I don’t take Maslow’s Hiearchy of Needs very seriously. I don’t much worry about hedonic treadmills. I don’t worry about a cursed existence where I am forever advancing half-way closer to whatever goal will bring happiness and emotional fulfillment.
I don’t worry about it, but I understand.
I’m struggling to find much inspiration sketching my little ad hoc economic models of daily life with the backdrop of Ukrainians struggling to survive in the face of an invading army. Perspective is a hell of a drug. This struggle has brought to the front of my mind Maslow’s Hierarchy of needs, which lays a psychological layering onto the economic prioritization of needs (food and shelter first, social needs second, “self-actualization” last). It’s the kind of model that gets used and abused because it adds a veneer of psychological depth to absurd reductionist theorizing. Don’t take my petty academic denigration too seriously, though. Just because I think it’s not particularly useful doesn’t mean it’s wrong.

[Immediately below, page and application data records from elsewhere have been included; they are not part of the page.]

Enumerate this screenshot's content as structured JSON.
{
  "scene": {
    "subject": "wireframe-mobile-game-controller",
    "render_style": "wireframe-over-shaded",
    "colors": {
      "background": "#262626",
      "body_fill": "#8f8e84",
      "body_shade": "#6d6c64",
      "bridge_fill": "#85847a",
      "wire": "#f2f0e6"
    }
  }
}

Similarly, I find consternation over hedonic treadmills unnecessary because whenever your result is that utility is declining as resource constraints are loosening, the likely explanation is that you aren’t observing utility correctly. Specifically, there are dimensions to utility you aren’t observing, be it temporal (i.e. the distribution of future possibe utilities), network (i.e. sympathetic utilities of children, spouses, friends, etc), or most likely that you are in fact not observing utility but rather one of many inputs into total utility i.e. there’s more to utility than just “happiness”.
But maybe you’re not interested in how to optimally model the pursuit of happiness under the dual constraints of finite resources and the human condition. Maybe you’re just worried about managing your life under the limitations of your own flawed humanity. Maybe you’re worried about getting stuck on a hedonic treadmill, the carrot of self-actualization dangling forever just out of reach. Now I’m not a licensed therapist or trained psychologist, but I am an economist who has to constantly struggle against my own technical limitations. What that means is that I have a lot of experience solving problems beyond my own mathematical limitations, not through technical elegance but by simply hacking the problem until the problem solves itself.
You know. Cheating.
If you’re on a hedonic treadmill, all that really means is that you’ve defined your units wrong. It’s only a treadmill measured in feet. If you define happiness not as feet advanced but as having a positive first derivative in microns per microsecond, you can establish the model such that you’ll be long dead before you reach the dipping edge on the horizon. Happiness isn’t a destination or a journey. It’s a positive first derivative or, barring that, a sufficiently positive second deriviative. If that’s out of reach, f*** it, there’s a third one you can push into the positive.
Framed this way, Zeno’s paradox is no longer a curse, it’s a blessing. To always be advancing half-way to your goal for all eternity is to live in eternal bliss. To self-actualize. Whether you get there is outside the model. It’s irrelevant.
Which is a really long way of saying that one way you might hack the puzzle of self-actualization is to help support the physiological and safety needs of Ukrainians be transferring some of your resources to them as means of supporting the first-derivative of sympathetic inputs into your utility function.